◆ Work to complete: Repeat back every line of the data, exactly.

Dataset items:
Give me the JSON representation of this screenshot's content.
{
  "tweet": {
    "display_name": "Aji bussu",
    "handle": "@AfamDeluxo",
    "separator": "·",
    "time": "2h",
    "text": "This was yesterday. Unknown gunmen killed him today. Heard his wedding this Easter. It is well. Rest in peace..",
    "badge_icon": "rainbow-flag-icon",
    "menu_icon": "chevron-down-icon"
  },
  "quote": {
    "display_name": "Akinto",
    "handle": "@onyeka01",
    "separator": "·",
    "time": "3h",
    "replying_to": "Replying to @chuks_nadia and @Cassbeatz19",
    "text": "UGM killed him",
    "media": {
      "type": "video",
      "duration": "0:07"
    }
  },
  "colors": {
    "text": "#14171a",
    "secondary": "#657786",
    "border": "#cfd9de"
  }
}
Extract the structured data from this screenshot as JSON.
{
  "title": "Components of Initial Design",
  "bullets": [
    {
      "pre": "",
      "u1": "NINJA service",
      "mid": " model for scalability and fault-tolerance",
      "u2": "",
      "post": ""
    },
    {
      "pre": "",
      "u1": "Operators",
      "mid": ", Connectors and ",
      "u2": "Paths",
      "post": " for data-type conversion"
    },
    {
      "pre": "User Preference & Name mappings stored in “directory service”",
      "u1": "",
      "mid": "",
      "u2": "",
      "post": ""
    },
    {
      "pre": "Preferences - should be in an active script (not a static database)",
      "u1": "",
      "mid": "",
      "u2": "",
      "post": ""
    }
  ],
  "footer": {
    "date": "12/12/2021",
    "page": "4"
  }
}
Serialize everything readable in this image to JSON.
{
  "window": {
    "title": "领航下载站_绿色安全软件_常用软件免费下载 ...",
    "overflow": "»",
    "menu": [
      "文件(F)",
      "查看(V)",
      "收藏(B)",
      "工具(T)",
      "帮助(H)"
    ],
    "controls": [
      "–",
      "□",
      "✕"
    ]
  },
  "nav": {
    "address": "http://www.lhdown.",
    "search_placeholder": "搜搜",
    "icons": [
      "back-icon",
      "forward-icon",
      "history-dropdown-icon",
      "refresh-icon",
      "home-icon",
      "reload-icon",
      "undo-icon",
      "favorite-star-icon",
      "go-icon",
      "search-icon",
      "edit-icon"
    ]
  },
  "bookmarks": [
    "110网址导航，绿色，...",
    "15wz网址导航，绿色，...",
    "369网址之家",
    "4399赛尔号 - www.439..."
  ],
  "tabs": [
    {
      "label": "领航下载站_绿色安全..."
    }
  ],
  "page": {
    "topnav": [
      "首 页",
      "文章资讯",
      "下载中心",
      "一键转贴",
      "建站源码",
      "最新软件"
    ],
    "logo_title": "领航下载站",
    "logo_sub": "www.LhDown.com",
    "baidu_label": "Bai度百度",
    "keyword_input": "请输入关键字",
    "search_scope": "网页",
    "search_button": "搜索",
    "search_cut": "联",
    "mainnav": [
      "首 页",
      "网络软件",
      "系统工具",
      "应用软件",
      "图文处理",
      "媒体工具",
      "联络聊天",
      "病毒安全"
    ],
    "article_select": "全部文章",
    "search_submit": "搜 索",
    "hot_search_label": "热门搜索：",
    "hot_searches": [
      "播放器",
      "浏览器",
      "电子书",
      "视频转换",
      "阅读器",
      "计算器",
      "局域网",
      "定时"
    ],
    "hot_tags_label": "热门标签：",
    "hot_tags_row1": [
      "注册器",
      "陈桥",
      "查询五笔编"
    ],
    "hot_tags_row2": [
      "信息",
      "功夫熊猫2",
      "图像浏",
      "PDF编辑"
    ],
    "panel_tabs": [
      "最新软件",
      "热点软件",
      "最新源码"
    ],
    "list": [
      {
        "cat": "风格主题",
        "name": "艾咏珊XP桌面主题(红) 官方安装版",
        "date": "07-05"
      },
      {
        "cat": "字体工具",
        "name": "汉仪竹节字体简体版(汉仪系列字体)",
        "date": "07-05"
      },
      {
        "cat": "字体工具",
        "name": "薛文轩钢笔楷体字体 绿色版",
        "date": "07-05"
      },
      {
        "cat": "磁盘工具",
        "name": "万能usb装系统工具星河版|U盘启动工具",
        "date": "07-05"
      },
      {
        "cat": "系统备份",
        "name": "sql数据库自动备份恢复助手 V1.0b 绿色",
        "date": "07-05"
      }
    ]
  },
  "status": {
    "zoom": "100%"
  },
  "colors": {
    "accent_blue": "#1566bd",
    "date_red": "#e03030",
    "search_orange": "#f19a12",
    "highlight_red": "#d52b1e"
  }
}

◆ Reply to the exercise:
Give me the JSON representation of this screenshot's content.
{
  "tweet": {
    "display_name": "Aji bussu",
    "handle": "@AfamDeluxo",
    "separator": "·",
    "time": "2h",
    "text": "This was yesterday. Unknown gunmen killed him today. Heard his wedding this Easter. It is well. Rest in peace..",
    "badge_icon": "rainbow-flag-icon",
    "menu_icon": "chevron-down-icon"
  },
  "quote": {
    "display_name": "Akinto",
    "handle": "@onyeka01",
    "separator": "·",
    "time": "3h",
    "replying_to": "Replying to @chuks_nadia and @Cassbeatz19",
    "text": "UGM killed him",
    "media": {
      "type": "video",
      "duration": "0:07"
    }
  },
  "colors": {
    "text": "#14171a",
    "secondary": "#657786",
    "border": "#cfd9de"
  }
}
Extract the structured data from this screenshot as JSON.
{
  "title": "Components of Initial Design",
  "bullets": [
    {
      "pre": "",
      "u1": "NINJA service",
      "mid": " model for scalability and fault-tolerance",
      "u2": "",
      "post": ""
    },
    {
      "pre": "",
      "u1": "Operators",
      "mid": ", Connectors and ",
      "u2": "Paths",
      "post": " for data-type conversion"
    },
    {
      "pre": "User Preference & Name mappings stored in “directory service”",
      "u1": "",
      "mid": "",
      "u2": "",
      "post": ""
    },
    {
      "pre": "Preferences - should be in an active script (not a static database)",
      "u1": "",
      "mid": "",
      "u2": "",
      "post": ""
    }
  ],
  "footer": {
    "date": "12/12/2021",
    "page": "4"
  }
}
Serialize everything readable in this image to JSON.
{
  "window": {
    "title": "领航下载站_绿色安全软件_常用软件免费下载 ...",
    "overflow": "»",
    "menu": [
      "文件(F)",
      "查看(V)",
      "收藏(B)",
      "工具(T)",
      "帮助(H)"
    ],
    "controls": [
      "–",
      "□",
      "✕"
    ]
  },
  "nav": {
    "address": "http://www.lhdown.",
    "search_placeholder": "搜搜",
    "icons": [
      "back-icon",
      "forward-icon",
      "history-dropdown-icon",
      "refresh-icon",
      "home-icon",
      "reload-icon",
      "undo-icon",
      "favorite-star-icon",
      "go-icon",
      "search-icon",
      "edit-icon"
    ]
  },
  "bookmarks": [
    "110网址导航，绿色，...",
    "15wz网址导航，绿色，...",
    "369网址之家",
    "4399赛尔号 - www.439..."
  ],
  "tabs": [
    {
      "label": "领航下载站_绿色安全..."
    }
  ],
  "page": {
    "topnav": [
      "首 页",
      "文章资讯",
      "下载中心",
      "一键转贴",
      "建站源码",
      "最新软件"
    ],
    "logo_title": "领航下载站",
    "logo_sub": "www.LhDown.com",
    "baidu_label": "Bai度百度",
    "keyword_input": "请输入关键字",
    "search_scope": "网页",
    "search_button": "搜索",
    "search_cut": "联",
    "mainnav": [
      "首 页",
      "网络软件",
      "系统工具",
      "应用软件",
      "图文处理",
      "媒体工具",
      "联络聊天",
      "病毒安全"
    ],
    "article_select": "全部文章",
    "search_submit": "搜 索",
    "hot_search_label": "热门搜索：",
    "hot_searches": [
      "播放器",
      "浏览器",
      "电子书",
      "视频转换",
      "阅读器",
      "计算器",
      "局域网",
      "定时"
    ],
    "hot_tags_label": "热门标签：",
    "hot_tags_row1": [
      "注册器",
      "陈桥",
      "查询五笔编"
    ],
    "hot_tags_row2": [
      "信息",
      "功夫熊猫2",
      "图像浏",
      "PDF编辑"
    ],
    "panel_tabs": [
      "最新软件",
      "热点软件",
      "最新源码"
    ],
    "list": [
      {
        "cat": "风格主题",
        "name": "艾咏珊XP桌面主题(红) 官方安装版",
        "date": "07-05"
      },
      {
        "cat": "字体工具",
        "name": "汉仪竹节字体简体版(汉仪系列字体)",
        "date": "07-05"
      },
      {
        "cat": "字体工具",
        "name": "薛文轩钢笔楷体字体 绿色版",
        "date": "07-05"
      },
      {
        "cat": "磁盘工具",
        "name": "万能usb装系统工具星河版|U盘启动工具",
        "date": "07-05"
      },
      {
        "cat": "系统备份",
        "name": "sql数据库自动备份恢复助手 V1.0b 绿色",
        "date": "07-05"
      }
    ]
  },
  "status": {
    "zoom": "100%"
  },
  "colors": {
    "accent_blue": "#1566bd",
    "date_red": "#e03030",
    "search_orange": "#f19a12",
    "highlight_red": "#d52b1e"
  }
}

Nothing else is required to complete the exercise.